• Work to be completed:
Exact copy required. Repeat the records, but keep the pictures out.

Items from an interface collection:
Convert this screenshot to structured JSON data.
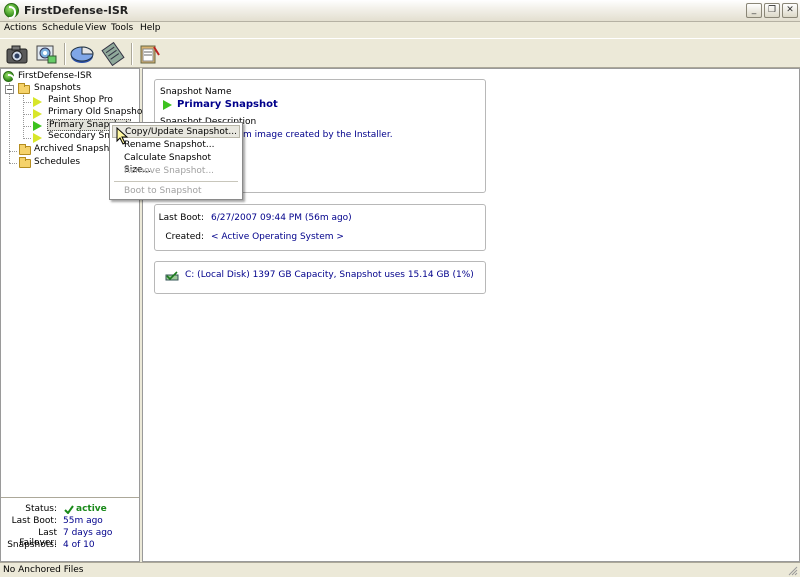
{
  "window": {
    "title": "FirstDefense-ISR"
  },
  "menu": [
    "Actions",
    "Schedule",
    "View",
    "Tools",
    "Help"
  ],
  "toolbar": {
    "buttons": [
      "camera-icon",
      "snapshot-settings-icon",
      "pie-chart-icon",
      "archive-icon",
      "clipboard-icon"
    ]
  },
  "tree": {
    "root": "FirstDefense-ISR",
    "snapshots_label": "Snapshots",
    "snapshots": [
      "Paint Shop Pro",
      "Primary Old Snapshot",
      "Primary Snapshot",
      "Secondary Snap"
    ],
    "archived_label": "Archived Snapshots",
    "schedules_label": "Schedules"
  },
  "status": {
    "status_label": "Status:",
    "status_value": "active",
    "last_boot_label": "Last Boot:",
    "last_boot_value": "55m ago",
    "last_failover_label": "Last Failover:",
    "last_failover_value": "7 days ago",
    "snapshots_label": "Snapshots:",
    "snapshots_value": "4 of 10"
  },
  "details": {
    "name_label": "Snapshot Name",
    "name_value": "Primary Snapshot",
    "description_label": "Snapshot Description",
    "description_value": "m image created by the Installer.",
    "last_boot_label": "Last Boot:",
    "last_boot_value": "6/27/2007 09:44 PM (56m ago)",
    "created_label": "Created:",
    "created_value": "< Active Operating System >",
    "disk_text": "C: (Local Disk) 1397 GB Capacity, Snapshot uses 15.14 GB (1%)"
  },
  "context_menu": {
    "items": [
      "Copy/Update Snapshot...",
      "Rename Snapshot...",
      "Calculate Snapshot Size...",
      "Remove Snapshot..."
    ],
    "disabled_item": "Boot to Snapshot"
  },
  "statusbar": {
    "text": "No Anchored Files"
  }
}
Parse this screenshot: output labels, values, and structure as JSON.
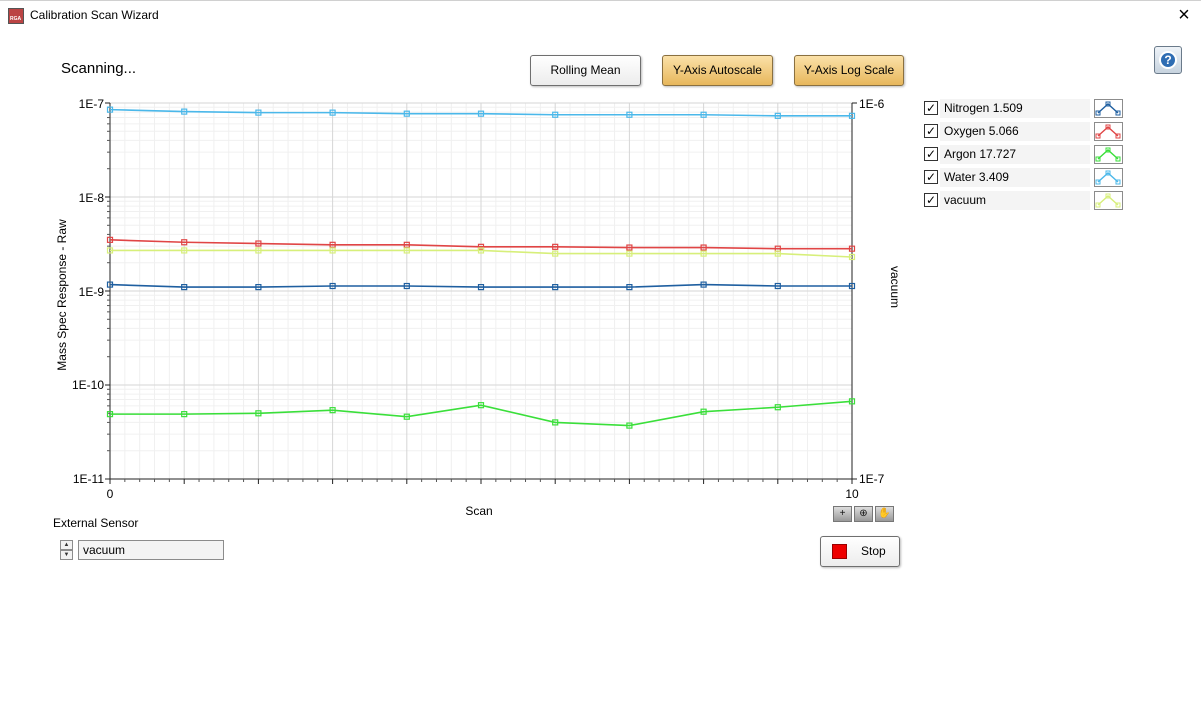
{
  "window": {
    "title": "Calibration Scan Wizard",
    "icon_text": "RGA"
  },
  "status": "Scanning...",
  "toolbar": {
    "rolling_mean": "Rolling Mean",
    "autoscale": "Y-Axis Autoscale",
    "log_scale": "Y-Axis Log Scale"
  },
  "legend": [
    {
      "label": "Nitrogen 1.509",
      "checked": true,
      "color": "#1f5fa0"
    },
    {
      "label": "Oxygen 5.066",
      "checked": true,
      "color": "#e04545"
    },
    {
      "label": "Argon 17.727",
      "checked": true,
      "color": "#3adf3a"
    },
    {
      "label": "Water 3.409",
      "checked": true,
      "color": "#4bb8ea"
    },
    {
      "label": "vacuum",
      "checked": true,
      "color": "#d7ef7a"
    }
  ],
  "sensor": {
    "label": "External Sensor",
    "value": "vacuum"
  },
  "stop": {
    "label": "Stop"
  },
  "chart_data": {
    "type": "line",
    "xlabel": "Scan",
    "ylabel": "Mass Spec Response - Raw",
    "y2label": "vacuum",
    "y_scale": "log",
    "xlim": [
      0,
      10
    ],
    "ylim": [
      1e-11,
      1e-07
    ],
    "y2lim": [
      1e-07,
      1e-06
    ],
    "x_tick_labels": [
      "0",
      "10"
    ],
    "y_tick_labels": [
      "1E-7",
      "1E-8",
      "1E-9",
      "1E-10",
      "1E-11"
    ],
    "y2_tick_labels": [
      "1E-6",
      "1E-7"
    ],
    "grid": true,
    "x": [
      0,
      1,
      2,
      3,
      4,
      5,
      6,
      7,
      8,
      9,
      10
    ],
    "series": [
      {
        "name": "Nitrogen 1.509",
        "color": "#1f5fa0",
        "axis": "left",
        "values": [
          1.17e-09,
          1.1e-09,
          1.1e-09,
          1.13e-09,
          1.13e-09,
          1.1e-09,
          1.1e-09,
          1.1e-09,
          1.17e-09,
          1.13e-09,
          1.13e-09
        ]
      },
      {
        "name": "Oxygen 5.066",
        "color": "#e04545",
        "axis": "left",
        "values": [
          3.5e-09,
          3.3e-09,
          3.2e-09,
          3.1e-09,
          3.1e-09,
          2.95e-09,
          2.95e-09,
          2.9e-09,
          2.9e-09,
          2.82e-09,
          2.82e-09
        ]
      },
      {
        "name": "Argon 17.727",
        "color": "#3adf3a",
        "axis": "left",
        "values": [
          4.9e-11,
          4.9e-11,
          5e-11,
          5.4e-11,
          4.6e-11,
          6.1e-11,
          4e-11,
          3.7e-11,
          5.2e-11,
          5.8e-11,
          6.7e-11
        ]
      },
      {
        "name": "Water 3.409",
        "color": "#4bb8ea",
        "axis": "left",
        "values": [
          8.5e-08,
          8.1e-08,
          7.9e-08,
          7.9e-08,
          7.7e-08,
          7.7e-08,
          7.5e-08,
          7.5e-08,
          7.5e-08,
          7.3e-08,
          7.3e-08
        ]
      },
      {
        "name": "vacuum",
        "color": "#d7ef7a",
        "axis": "left",
        "values": [
          2.7e-09,
          2.7e-09,
          2.7e-09,
          2.7e-09,
          2.7e-09,
          2.7e-09,
          2.5e-09,
          2.5e-09,
          2.5e-09,
          2.5e-09,
          2.3e-09
        ]
      }
    ]
  }
}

• Answer section:
Convert this screenshot to structured JSON data.
{
  "window": {
    "title": "FirstDefense-ISR"
  },
  "menu": [
    "Actions",
    "Schedule",
    "View",
    "Tools",
    "Help"
  ],
  "toolbar": {
    "buttons": [
      "camera-icon",
      "snapshot-settings-icon",
      "pie-chart-icon",
      "archive-icon",
      "clipboard-icon"
    ]
  },
  "tree": {
    "root": "FirstDefense-ISR",
    "snapshots_label": "Snapshots",
    "snapshots": [
      "Paint Shop Pro",
      "Primary Old Snapshot",
      "Primary Snapshot",
      "Secondary Snap"
    ],
    "archived_label": "Archived Snapshots",
    "schedules_label": "Schedules"
  },
  "status": {
    "status_label": "Status:",
    "status_value": "active",
    "last_boot_label": "Last Boot:",
    "last_boot_value": "55m ago",
    "last_failover_label": "Last Failover:",
    "last_failover_value": "7 days ago",
    "snapshots_label": "Snapshots:",
    "snapshots_value": "4 of 10"
  },
  "details": {
    "name_label": "Snapshot Name",
    "name_value": "Primary Snapshot",
    "description_label": "Snapshot Description",
    "description_value": "m image created by the Installer.",
    "last_boot_label": "Last Boot:",
    "last_boot_value": "6/27/2007 09:44 PM (56m ago)",
    "created_label": "Created:",
    "created_value": "< Active Operating System >",
    "disk_text": "C: (Local Disk) 1397 GB Capacity, Snapshot uses 15.14 GB (1%)"
  },
  "context_menu": {
    "items": [
      "Copy/Update Snapshot...",
      "Rename Snapshot...",
      "Calculate Snapshot Size...",
      "Remove Snapshot..."
    ],
    "disabled_item": "Boot to Snapshot"
  },
  "statusbar": {
    "text": "No Anchored Files"
  }
}
Parse this screenshot: output labels, values, and structure as JSON.
{
  "window": {
    "title": "Calibration Scan Wizard",
    "icon_text": "RGA"
  },
  "status": "Scanning...",
  "toolbar": {
    "rolling_mean": "Rolling Mean",
    "autoscale": "Y-Axis Autoscale",
    "log_scale": "Y-Axis Log Scale"
  },
  "legend": [
    {
      "label": "Nitrogen 1.509",
      "checked": true,
      "color": "#1f5fa0"
    },
    {
      "label": "Oxygen 5.066",
      "checked": true,
      "color": "#e04545"
    },
    {
      "label": "Argon 17.727",
      "checked": true,
      "color": "#3adf3a"
    },
    {
      "label": "Water 3.409",
      "checked": true,
      "color": "#4bb8ea"
    },
    {
      "label": "vacuum",
      "checked": true,
      "color": "#d7ef7a"
    }
  ],
  "sensor": {
    "label": "External Sensor",
    "value": "vacuum"
  },
  "stop": {
    "label": "Stop"
  },
  "chart_data": {
    "type": "line",
    "xlabel": "Scan",
    "ylabel": "Mass Spec Response - Raw",
    "y2label": "vacuum",
    "y_scale": "log",
    "xlim": [
      0,
      10
    ],
    "ylim": [
      1e-11,
      1e-07
    ],
    "y2lim": [
      1e-07,
      1e-06
    ],
    "x_tick_labels": [
      "0",
      "10"
    ],
    "y_tick_labels": [
      "1E-7",
      "1E-8",
      "1E-9",
      "1E-10",
      "1E-11"
    ],
    "y2_tick_labels": [
      "1E-6",
      "1E-7"
    ],
    "grid": true,
    "x": [
      0,
      1,
      2,
      3,
      4,
      5,
      6,
      7,
      8,
      9,
      10
    ],
    "series": [
      {
        "name": "Nitrogen 1.509",
        "color": "#1f5fa0",
        "axis": "left",
        "values": [
          1.17e-09,
          1.1e-09,
          1.1e-09,
          1.13e-09,
          1.13e-09,
          1.1e-09,
          1.1e-09,
          1.1e-09,
          1.17e-09,
          1.13e-09,
          1.13e-09
        ]
      },
      {
        "name": "Oxygen 5.066",
        "color": "#e04545",
        "axis": "left",
        "values": [
          3.5e-09,
          3.3e-09,
          3.2e-09,
          3.1e-09,
          3.1e-09,
          2.95e-09,
          2.95e-09,
          2.9e-09,
          2.9e-09,
          2.82e-09,
          2.82e-09
        ]
      },
      {
        "name": "Argon 17.727",
        "color": "#3adf3a",
        "axis": "left",
        "values": [
          4.9e-11,
          4.9e-11,
          5e-11,
          5.4e-11,
          4.6e-11,
          6.1e-11,
          4e-11,
          3.7e-11,
          5.2e-11,
          5.8e-11,
          6.7e-11
        ]
      },
      {
        "name": "Water 3.409",
        "color": "#4bb8ea",
        "axis": "left",
        "values": [
          8.5e-08,
          8.1e-08,
          7.9e-08,
          7.9e-08,
          7.7e-08,
          7.7e-08,
          7.5e-08,
          7.5e-08,
          7.5e-08,
          7.3e-08,
          7.3e-08
        ]
      },
      {
        "name": "vacuum",
        "color": "#d7ef7a",
        "axis": "left",
        "values": [
          2.7e-09,
          2.7e-09,
          2.7e-09,
          2.7e-09,
          2.7e-09,
          2.7e-09,
          2.5e-09,
          2.5e-09,
          2.5e-09,
          2.5e-09,
          2.3e-09
        ]
      }
    ]
  }
}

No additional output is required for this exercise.